**Directions**
Write out every entry exactly as it stands.

**Dataset content**
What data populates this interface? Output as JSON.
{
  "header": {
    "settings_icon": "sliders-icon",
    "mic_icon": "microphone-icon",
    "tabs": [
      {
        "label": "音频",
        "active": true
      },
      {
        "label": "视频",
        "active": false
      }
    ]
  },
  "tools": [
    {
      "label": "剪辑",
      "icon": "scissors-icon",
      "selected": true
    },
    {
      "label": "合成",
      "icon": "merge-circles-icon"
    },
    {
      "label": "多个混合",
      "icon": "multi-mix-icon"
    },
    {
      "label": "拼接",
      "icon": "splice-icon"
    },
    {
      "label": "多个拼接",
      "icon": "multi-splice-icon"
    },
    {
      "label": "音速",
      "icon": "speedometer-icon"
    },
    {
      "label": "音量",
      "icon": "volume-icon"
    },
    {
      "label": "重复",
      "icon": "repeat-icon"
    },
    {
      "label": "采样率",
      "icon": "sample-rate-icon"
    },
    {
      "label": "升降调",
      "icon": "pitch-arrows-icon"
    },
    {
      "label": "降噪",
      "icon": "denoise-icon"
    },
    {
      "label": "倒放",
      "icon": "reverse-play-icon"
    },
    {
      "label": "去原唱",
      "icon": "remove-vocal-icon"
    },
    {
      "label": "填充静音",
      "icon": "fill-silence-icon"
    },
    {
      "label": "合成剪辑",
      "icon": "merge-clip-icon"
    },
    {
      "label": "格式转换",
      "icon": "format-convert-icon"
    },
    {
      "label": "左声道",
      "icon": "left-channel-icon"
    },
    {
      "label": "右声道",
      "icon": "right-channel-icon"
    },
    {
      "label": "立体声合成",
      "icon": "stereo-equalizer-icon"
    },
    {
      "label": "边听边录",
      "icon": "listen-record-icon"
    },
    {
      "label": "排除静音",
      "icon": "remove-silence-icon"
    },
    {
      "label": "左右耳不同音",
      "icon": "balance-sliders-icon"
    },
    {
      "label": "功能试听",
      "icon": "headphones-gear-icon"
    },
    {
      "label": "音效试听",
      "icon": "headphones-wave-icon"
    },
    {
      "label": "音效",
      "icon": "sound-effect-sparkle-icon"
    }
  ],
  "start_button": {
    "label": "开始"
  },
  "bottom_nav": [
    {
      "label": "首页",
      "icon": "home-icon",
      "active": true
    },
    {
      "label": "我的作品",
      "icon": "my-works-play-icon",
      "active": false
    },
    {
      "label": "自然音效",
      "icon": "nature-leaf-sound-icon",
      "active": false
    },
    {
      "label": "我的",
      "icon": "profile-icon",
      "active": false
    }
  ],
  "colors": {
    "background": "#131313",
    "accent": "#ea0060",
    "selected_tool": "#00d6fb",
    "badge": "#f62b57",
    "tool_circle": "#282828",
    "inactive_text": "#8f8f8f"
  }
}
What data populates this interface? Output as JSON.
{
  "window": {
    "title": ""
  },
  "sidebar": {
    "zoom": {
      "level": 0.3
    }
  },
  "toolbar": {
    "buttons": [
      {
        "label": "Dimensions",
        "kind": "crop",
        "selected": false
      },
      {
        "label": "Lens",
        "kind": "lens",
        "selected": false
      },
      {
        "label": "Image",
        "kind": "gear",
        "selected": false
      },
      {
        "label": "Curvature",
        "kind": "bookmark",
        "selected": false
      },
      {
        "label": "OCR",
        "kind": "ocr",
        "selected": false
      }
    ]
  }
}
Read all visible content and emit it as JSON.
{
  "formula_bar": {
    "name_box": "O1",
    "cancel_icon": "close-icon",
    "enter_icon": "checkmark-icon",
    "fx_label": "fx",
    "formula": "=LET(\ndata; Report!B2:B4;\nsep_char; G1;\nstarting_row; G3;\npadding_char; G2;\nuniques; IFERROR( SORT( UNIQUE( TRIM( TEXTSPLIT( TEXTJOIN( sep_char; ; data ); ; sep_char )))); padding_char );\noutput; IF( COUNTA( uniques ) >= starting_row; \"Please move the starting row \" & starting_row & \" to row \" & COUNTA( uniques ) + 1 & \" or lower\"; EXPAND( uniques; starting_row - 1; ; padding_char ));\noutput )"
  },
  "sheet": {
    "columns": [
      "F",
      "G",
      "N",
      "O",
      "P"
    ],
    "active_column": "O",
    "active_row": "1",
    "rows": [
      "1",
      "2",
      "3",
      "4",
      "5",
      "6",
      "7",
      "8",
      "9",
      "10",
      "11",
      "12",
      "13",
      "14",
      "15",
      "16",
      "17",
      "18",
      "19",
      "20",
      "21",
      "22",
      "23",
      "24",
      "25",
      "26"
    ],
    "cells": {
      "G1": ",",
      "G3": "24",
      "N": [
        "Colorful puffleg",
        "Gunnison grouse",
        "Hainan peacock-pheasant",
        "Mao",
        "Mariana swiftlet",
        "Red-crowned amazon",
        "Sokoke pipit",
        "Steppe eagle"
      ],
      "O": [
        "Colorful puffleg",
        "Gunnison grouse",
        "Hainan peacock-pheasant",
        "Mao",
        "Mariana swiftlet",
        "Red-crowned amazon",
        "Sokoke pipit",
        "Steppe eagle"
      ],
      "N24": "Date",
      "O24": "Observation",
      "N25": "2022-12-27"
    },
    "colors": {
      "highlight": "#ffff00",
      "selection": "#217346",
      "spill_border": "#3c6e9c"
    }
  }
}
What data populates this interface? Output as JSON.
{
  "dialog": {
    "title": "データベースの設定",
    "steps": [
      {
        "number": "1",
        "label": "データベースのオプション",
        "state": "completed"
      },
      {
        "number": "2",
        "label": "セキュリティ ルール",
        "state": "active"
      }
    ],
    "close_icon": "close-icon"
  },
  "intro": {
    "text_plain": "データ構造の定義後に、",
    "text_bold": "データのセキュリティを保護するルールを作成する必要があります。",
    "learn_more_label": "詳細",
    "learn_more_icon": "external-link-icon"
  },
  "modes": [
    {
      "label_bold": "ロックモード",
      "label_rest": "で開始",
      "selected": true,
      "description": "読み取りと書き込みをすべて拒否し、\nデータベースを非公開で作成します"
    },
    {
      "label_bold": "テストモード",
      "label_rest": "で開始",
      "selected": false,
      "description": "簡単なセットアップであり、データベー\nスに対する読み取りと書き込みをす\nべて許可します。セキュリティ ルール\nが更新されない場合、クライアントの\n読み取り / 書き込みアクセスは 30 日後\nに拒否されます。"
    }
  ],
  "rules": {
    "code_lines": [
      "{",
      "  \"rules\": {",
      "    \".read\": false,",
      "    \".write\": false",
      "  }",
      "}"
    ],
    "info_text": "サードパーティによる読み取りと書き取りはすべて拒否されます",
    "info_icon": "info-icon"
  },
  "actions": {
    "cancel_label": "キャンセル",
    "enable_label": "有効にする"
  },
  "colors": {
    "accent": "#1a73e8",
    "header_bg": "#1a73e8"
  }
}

**Answer to the problem**
What data populates this interface? Output as JSON.
{
  "header": {
    "settings_icon": "sliders-icon",
    "mic_icon": "microphone-icon",
    "tabs": [
      {
        "label": "音频",
        "active": true
      },
      {
        "label": "视频",
        "active": false
      }
    ]
  },
  "tools": [
    {
      "label": "剪辑",
      "icon": "scissors-icon",
      "selected": true
    },
    {
      "label": "合成",
      "icon": "merge-circles-icon"
    },
    {
      "label": "多个混合",
      "icon": "multi-mix-icon"
    },
    {
      "label": "拼接",
      "icon": "splice-icon"
    },
    {
      "label": "多个拼接",
      "icon": "multi-splice-icon"
    },
    {
      "label": "音速",
      "icon": "speedometer-icon"
    },
    {
      "label": "音量",
      "icon": "volume-icon"
    },
    {
      "label": "重复",
      "icon": "repeat-icon"
    },
    {
      "label": "采样率",
      "icon": "sample-rate-icon"
    },
    {
      "label": "升降调",
      "icon": "pitch-arrows-icon"
    },
    {
      "label": "降噪",
      "icon": "denoise-icon"
    },
    {
      "label": "倒放",
      "icon": "reverse-play-icon"
    },
    {
      "label": "去原唱",
      "icon": "remove-vocal-icon"
    },
    {
      "label": "填充静音",
      "icon": "fill-silence-icon"
    },
    {
      "label": "合成剪辑",
      "icon": "merge-clip-icon"
    },
    {
      "label": "格式转换",
      "icon": "format-convert-icon"
    },
    {
      "label": "左声道",
      "icon": "left-channel-icon"
    },
    {
      "label": "右声道",
      "icon": "right-channel-icon"
    },
    {
      "label": "立体声合成",
      "icon": "stereo-equalizer-icon"
    },
    {
      "label": "边听边录",
      "icon": "listen-record-icon"
    },
    {
      "label": "排除静音",
      "icon": "remove-silence-icon"
    },
    {
      "label": "左右耳不同音",
      "icon": "balance-sliders-icon"
    },
    {
      "label": "功能试听",
      "icon": "headphones-gear-icon"
    },
    {
      "label": "音效试听",
      "icon": "headphones-wave-icon"
    },
    {
      "label": "音效",
      "icon": "sound-effect-sparkle-icon"
    }
  ],
  "start_button": {
    "label": "开始"
  },
  "bottom_nav": [
    {
      "label": "首页",
      "icon": "home-icon",
      "active": true
    },
    {
      "label": "我的作品",
      "icon": "my-works-play-icon",
      "active": false
    },
    {
      "label": "自然音效",
      "icon": "nature-leaf-sound-icon",
      "active": false
    },
    {
      "label": "我的",
      "icon": "profile-icon",
      "active": false
    }
  ],
  "colors": {
    "background": "#131313",
    "accent": "#ea0060",
    "selected_tool": "#00d6fb",
    "badge": "#f62b57",
    "tool_circle": "#282828",
    "inactive_text": "#8f8f8f"
  }
}
What data populates this interface? Output as JSON.
{
  "window": {
    "title": ""
  },
  "sidebar": {
    "zoom": {
      "level": 0.3
    }
  },
  "toolbar": {
    "buttons": [
      {
        "label": "Dimensions",
        "kind": "crop",
        "selected": false
      },
      {
        "label": "Lens",
        "kind": "lens",
        "selected": false
      },
      {
        "label": "Image",
        "kind": "gear",
        "selected": false
      },
      {
        "label": "Curvature",
        "kind": "bookmark",
        "selected": false
      },
      {
        "label": "OCR",
        "kind": "ocr",
        "selected": false
      }
    ]
  }
}
Read all visible content and emit it as JSON.
{
  "formula_bar": {
    "name_box": "O1",
    "cancel_icon": "close-icon",
    "enter_icon": "checkmark-icon",
    "fx_label": "fx",
    "formula": "=LET(\ndata; Report!B2:B4;\nsep_char; G1;\nstarting_row; G3;\npadding_char; G2;\nuniques; IFERROR( SORT( UNIQUE( TRIM( TEXTSPLIT( TEXTJOIN( sep_char; ; data ); ; sep_char )))); padding_char );\noutput; IF( COUNTA( uniques ) >= starting_row; \"Please move the starting row \" & starting_row & \" to row \" & COUNTA( uniques ) + 1 & \" or lower\"; EXPAND( uniques; starting_row - 1; ; padding_char ));\noutput )"
  },
  "sheet": {
    "columns": [
      "F",
      "G",
      "N",
      "O",
      "P"
    ],
    "active_column": "O",
    "active_row": "1",
    "rows": [
      "1",
      "2",
      "3",
      "4",
      "5",
      "6",
      "7",
      "8",
      "9",
      "10",
      "11",
      "12",
      "13",
      "14",
      "15",
      "16",
      "17",
      "18",
      "19",
      "20",
      "21",
      "22",
      "23",
      "24",
      "25",
      "26"
    ],
    "cells": {
      "G1": ",",
      "G3": "24",
      "N": [
        "Colorful puffleg",
        "Gunnison grouse",
        "Hainan peacock-pheasant",
        "Mao",
        "Mariana swiftlet",
        "Red-crowned amazon",
        "Sokoke pipit",
        "Steppe eagle"
      ],
      "O": [
        "Colorful puffleg",
        "Gunnison grouse",
        "Hainan peacock-pheasant",
        "Mao",
        "Mariana swiftlet",
        "Red-crowned amazon",
        "Sokoke pipit",
        "Steppe eagle"
      ],
      "N24": "Date",
      "O24": "Observation",
      "N25": "2022-12-27"
    },
    "colors": {
      "highlight": "#ffff00",
      "selection": "#217346",
      "spill_border": "#3c6e9c"
    }
  }
}
What data populates this interface? Output as JSON.
{
  "dialog": {
    "title": "データベースの設定",
    "steps": [
      {
        "number": "1",
        "label": "データベースのオプション",
        "state": "completed"
      },
      {
        "number": "2",
        "label": "セキュリティ ルール",
        "state": "active"
      }
    ],
    "close_icon": "close-icon"
  },
  "intro": {
    "text_plain": "データ構造の定義後に、",
    "text_bold": "データのセキュリティを保護するルールを作成する必要があります。",
    "learn_more_label": "詳細",
    "learn_more_icon": "external-link-icon"
  },
  "modes": [
    {
      "label_bold": "ロックモード",
      "label_rest": "で開始",
      "selected": true,
      "description": "読み取りと書き込みをすべて拒否し、\nデータベースを非公開で作成します"
    },
    {
      "label_bold": "テストモード",
      "label_rest": "で開始",
      "selected": false,
      "description": "簡単なセットアップであり、データベー\nスに対する読み取りと書き込みをす\nべて許可します。セキュリティ ルール\nが更新されない場合、クライアントの\n読み取り / 書き込みアクセスは 30 日後\nに拒否されます。"
    }
  ],
  "rules": {
    "code_lines": [
      "{",
      "  \"rules\": {",
      "    \".read\": false,",
      "    \".write\": false",
      "  }",
      "}"
    ],
    "info_text": "サードパーティによる読み取りと書き取りはすべて拒否されます",
    "info_icon": "info-icon"
  },
  "actions": {
    "cancel_label": "キャンセル",
    "enable_label": "有効にする"
  },
  "colors": {
    "accent": "#1a73e8",
    "header_bg": "#1a73e8"
  }
}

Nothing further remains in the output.